  • Ethical standards for the use of non-rational appeals such as narrative, framing, & metaphor
  • Normative roles of scientists, citizens, science journalists, science bloggers and other stakeholders within the science communication process
  • Ethical challenges in communicating subjects such as risk and uncertainty
  • Normative issues in the design of public participation processes
  • Empirical work on the perceptions of ethical issues from the perspectives of various stakeholders
  • Approaches to teaching science communication ethics

  • This list is illustrative but not intended to be exhaustive. Work at all stages of development is invitedfrom early overviews to completed studies. We expect to be able to support travel costs for at least some participants. Contact Michael Dahlstrom, email below, for more information.

    Proceedings of the workshop will be published in print-on-demand and electronic formats. In addition, this event will serve as the first of a two-part symposium series aimed at the creation of an edited volume introducing the best available work on issues in science communication ethics to our scholarly communities and helping to define the area for future study.

    For consideration, submit application to and include:
  • 250-500 word abstract with an additional 5-10 item bibliography
  • A separate cover page with complete contact information
  • An indication of the status of the work (from early overview to completed study)
  • An indication of whether you are seeking funding
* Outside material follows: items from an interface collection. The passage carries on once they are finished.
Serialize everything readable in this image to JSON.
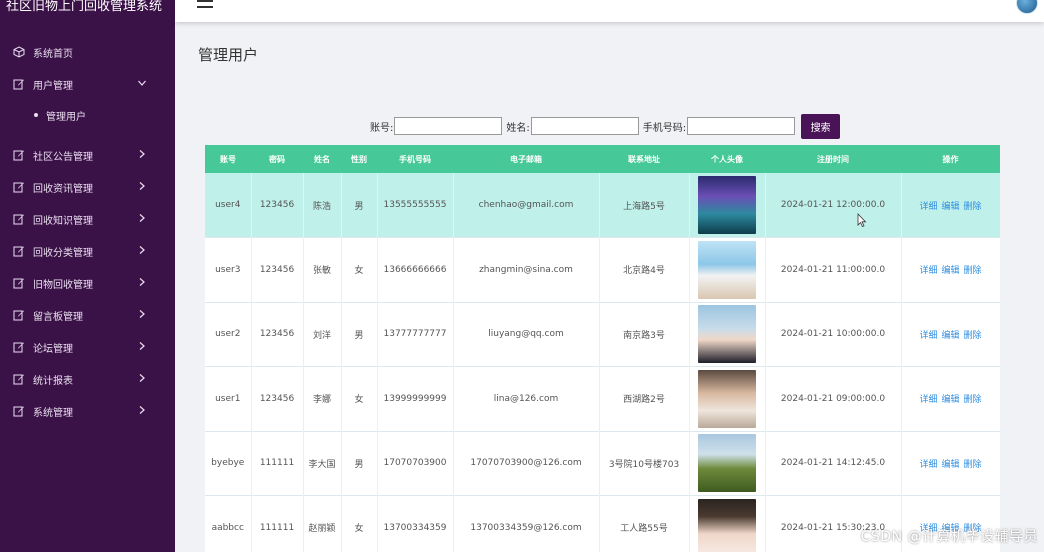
{
  "app": {
    "title": "社区旧物上门回收管理系统"
  },
  "sidebar": {
    "items": [
      {
        "label": "系统首页",
        "icon": "cube-icon",
        "expandable": false
      },
      {
        "label": "用户管理",
        "icon": "edit-icon",
        "expandable": true,
        "expanded": true
      },
      {
        "label": "社区公告管理",
        "icon": "edit-icon",
        "expandable": true
      },
      {
        "label": "回收资讯管理",
        "icon": "edit-icon",
        "expandable": true
      },
      {
        "label": "回收知识管理",
        "icon": "edit-icon",
        "expandable": true
      },
      {
        "label": "回收分类管理",
        "icon": "edit-icon",
        "expandable": true
      },
      {
        "label": "旧物回收管理",
        "icon": "edit-icon",
        "expandable": true
      },
      {
        "label": "留言板管理",
        "icon": "edit-icon",
        "expandable": true
      },
      {
        "label": "论坛管理",
        "icon": "edit-icon",
        "expandable": true
      },
      {
        "label": "统计报表",
        "icon": "edit-icon",
        "expandable": true
      },
      {
        "label": "系统管理",
        "icon": "edit-icon",
        "expandable": true
      }
    ],
    "sub_items": [
      {
        "label": "管理用户"
      }
    ]
  },
  "page": {
    "title": "管理用户"
  },
  "search": {
    "account_label": "账号:",
    "name_label": "姓名:",
    "phone_label": "手机号码:",
    "account_value": "",
    "name_value": "",
    "phone_value": "",
    "button_label": "搜索"
  },
  "table": {
    "headers": [
      "账号",
      "密码",
      "姓名",
      "性别",
      "手机号码",
      "电子邮箱",
      "联系地址",
      "个人头像",
      "注册时间",
      "操作"
    ],
    "rows": [
      {
        "account": "user4",
        "password": "123456",
        "name": "陈浩",
        "gender": "男",
        "phone": "13555555555",
        "email": "chenhao@gmail.com",
        "address": "上海路5号",
        "avatar": "avatar-bicycle-night",
        "reg_time": "2024-01-21 12:00:00.0",
        "highlight": true
      },
      {
        "account": "user3",
        "password": "123456",
        "name": "张敏",
        "gender": "女",
        "phone": "13666666666",
        "email": "zhangmin@sina.com",
        "address": "北京路4号",
        "avatar": "avatar-girl-beach",
        "reg_time": "2024-01-21 11:00:00.0",
        "highlight": false
      },
      {
        "account": "user2",
        "password": "123456",
        "name": "刘洋",
        "gender": "男",
        "phone": "13777777777",
        "email": "liuyang@qq.com",
        "address": "南京路3号",
        "avatar": "avatar-anime-boy",
        "reg_time": "2024-01-21 10:00:00.0",
        "highlight": false
      },
      {
        "account": "user1",
        "password": "123456",
        "name": "李娜",
        "gender": "女",
        "phone": "13999999999",
        "email": "lina@126.com",
        "address": "西湖路2号",
        "avatar": "avatar-girl-scarf",
        "reg_time": "2024-01-21 09:00:00.0",
        "highlight": false
      },
      {
        "account": "byebye",
        "password": "111111",
        "name": "李大国",
        "gender": "男",
        "phone": "17070703900",
        "email": "17070703900@126.com",
        "address": "3号院10号楼703",
        "avatar": "avatar-field-person",
        "reg_time": "2024-01-21 14:12:45.0",
        "highlight": false
      },
      {
        "account": "aabbcc",
        "password": "111111",
        "name": "赵丽颖",
        "gender": "女",
        "phone": "13700334359",
        "email": "13700334359@126.com",
        "address": "工人路55号",
        "avatar": "avatar-girl-portrait",
        "reg_time": "2024-01-21 15:30:23.0",
        "highlight": false
      }
    ],
    "actions": {
      "detail": "详细",
      "edit": "编辑",
      "delete": "删除"
    }
  },
  "watermark": "CSDN @计算机毕设辅导员",
  "colors": {
    "sidebar_bg": "#3b1248",
    "header_row": "#46c898",
    "highlight_row": "#bff0ea",
    "search_button": "#4a1357",
    "link": "#2f8ee0"
  }
}
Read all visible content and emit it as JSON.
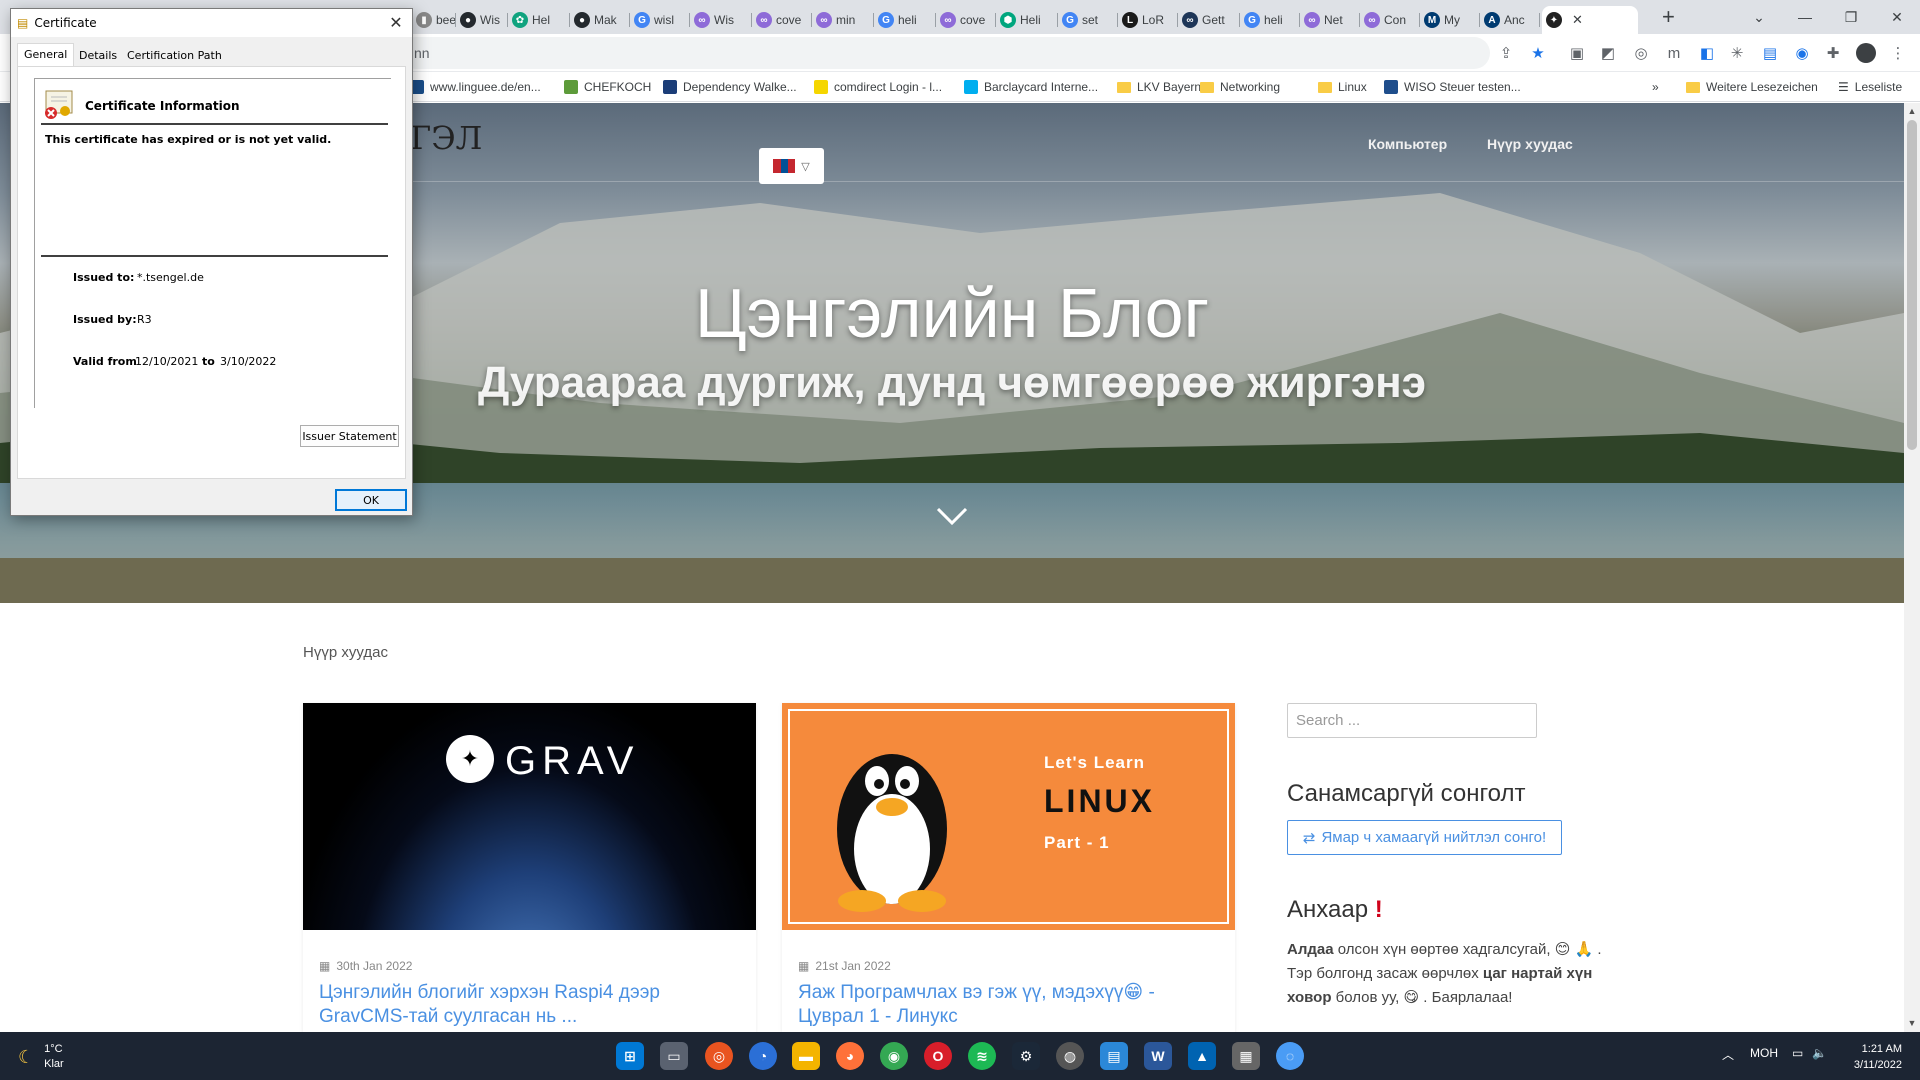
{
  "browser": {
    "tabs": [
      {
        "label": "bee",
        "icon": "bookmark-icon",
        "color": "#888888"
      },
      {
        "label": "Wis",
        "icon": "github-icon",
        "color": "#24292e"
      },
      {
        "label": "Hel",
        "icon": "chatgpt-icon",
        "color": "#10a37f"
      },
      {
        "label": "Mak",
        "icon": "github-icon",
        "color": "#24292e"
      },
      {
        "label": "wisl",
        "icon": "google-icon",
        "color": "#4285f4"
      },
      {
        "label": "Wis",
        "icon": "link-icon",
        "color": "#8e6bd8"
      },
      {
        "label": "cove",
        "icon": "link-icon",
        "color": "#8e6bd8"
      },
      {
        "label": "min",
        "icon": "link-icon",
        "color": "#8e6bd8"
      },
      {
        "label": "heli",
        "icon": "google-icon",
        "color": "#4285f4"
      },
      {
        "label": "cove",
        "icon": "link-icon",
        "color": "#8e6bd8"
      },
      {
        "label": "Heli",
        "icon": "hex-icon",
        "color": "#00a67e"
      },
      {
        "label": "set",
        "icon": "google-icon",
        "color": "#4285f4"
      },
      {
        "label": "LoR",
        "icon": "l-icon",
        "color": "#1a1a1a"
      },
      {
        "label": "Gett",
        "icon": "infinity-icon",
        "color": "#1d3557"
      },
      {
        "label": "heli",
        "icon": "google-icon",
        "color": "#4285f4"
      },
      {
        "label": "Net",
        "icon": "link-icon",
        "color": "#8e6bd8"
      },
      {
        "label": "Con",
        "icon": "link-icon",
        "color": "#8e6bd8"
      },
      {
        "label": "My",
        "icon": "m-icon",
        "color": "#003b71"
      },
      {
        "label": "Anc",
        "icon": "a-icon",
        "color": "#003b71"
      },
      {
        "label": "",
        "icon": "grav-icon",
        "color": "#222222",
        "active": true
      }
    ],
    "new_tab": "+",
    "omnibox_text": "nn",
    "bookmarks": [
      {
        "label": "www.linguee.de/en...",
        "color": "#1a4e8a"
      },
      {
        "label": "CHEFKOCH",
        "color": "#5d9b3a"
      },
      {
        "label": "Dependency Walke...",
        "color": "#1b3d78"
      },
      {
        "label": "comdirect Login - l...",
        "color": "#f5d600"
      },
      {
        "label": "Barclaycard Interne...",
        "color": "#00aeef"
      },
      {
        "label": "LKV Bayern",
        "color": "#f9cc46"
      },
      {
        "label": "Networking",
        "color": "#f9cc46"
      },
      {
        "label": "Linux",
        "color": "#f9cc46"
      },
      {
        "label": "WISO Steuer testen...",
        "color": "#1f4e8c"
      }
    ],
    "more_bookmarks": "»",
    "other_bookmarks": "Weitere Lesezeichen",
    "reading_list": "Leseliste"
  },
  "site": {
    "logo_partial": "ГЭЛ",
    "nav": [
      "Компьютер",
      "Нүүр хуудас"
    ],
    "hero_title": "Цэнгэлийн Блог",
    "hero_subtitle": "Дураараа дургиж, дунд чөмгөөрөө жиргэнэ",
    "breadcrumb": "Нүүр хуудас",
    "posts": [
      {
        "date": "30th Jan 2022",
        "title": "Цэнгэлийн блогийг хэрхэн Raspi4 дээр GravCMS-тай суулгасан нь ...",
        "image_text": "GRAV"
      },
      {
        "date": "21st Jan 2022",
        "title": "Яаж Програмчлах вэ гэж үү, мэдэхүү😁 - Цуврал 1 - Линукс",
        "image_text_1": "Let's Learn",
        "image_text_2": "LINUX",
        "image_text_3": "Part - 1"
      }
    ],
    "search_placeholder": "Search ...",
    "random_heading": "Санамсаргүй сонголт",
    "random_button": "Ямар ч хамаагүй нийтлэл сонго!",
    "notice_heading": "Анхаар",
    "notice_bold_1": "Алдаа",
    "notice_text_1": " олсон хүн өөртөө хадгалсугай, 😊 🙏 . Тэр болгонд засаж өөрчлөх ",
    "notice_bold_2": "цаг нартай хүн ховор",
    "notice_text_2": " болов уу, 😋 . Баярлалаа!"
  },
  "certificate": {
    "window_title": "Certificate",
    "tabs": [
      "General",
      "Details",
      "Certification Path"
    ],
    "info_title": "Certificate Information",
    "message": "This certificate has expired or is not yet valid.",
    "issued_to_label": "Issued to:",
    "issued_to": "*.tsengel.de",
    "issued_by_label": "Issued by:",
    "issued_by": "R3",
    "valid_from_label": "Valid from",
    "valid_from": "12/10/2021",
    "to_label": "to",
    "valid_to": "3/10/2022",
    "issuer_button": "Issuer Statement",
    "ok_button": "OK"
  },
  "taskbar": {
    "temperature": "1°C",
    "weather": "Klar",
    "language": "МОН",
    "time": "1:21 AM",
    "date": "3/11/2022"
  }
}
  • Organizing committee: Michael Dahlstrom, Jean Goodwin, and Susanna Priest
    For more information: Science Communication at ISU

    CEAH Past Seminars, Workshops and Symposia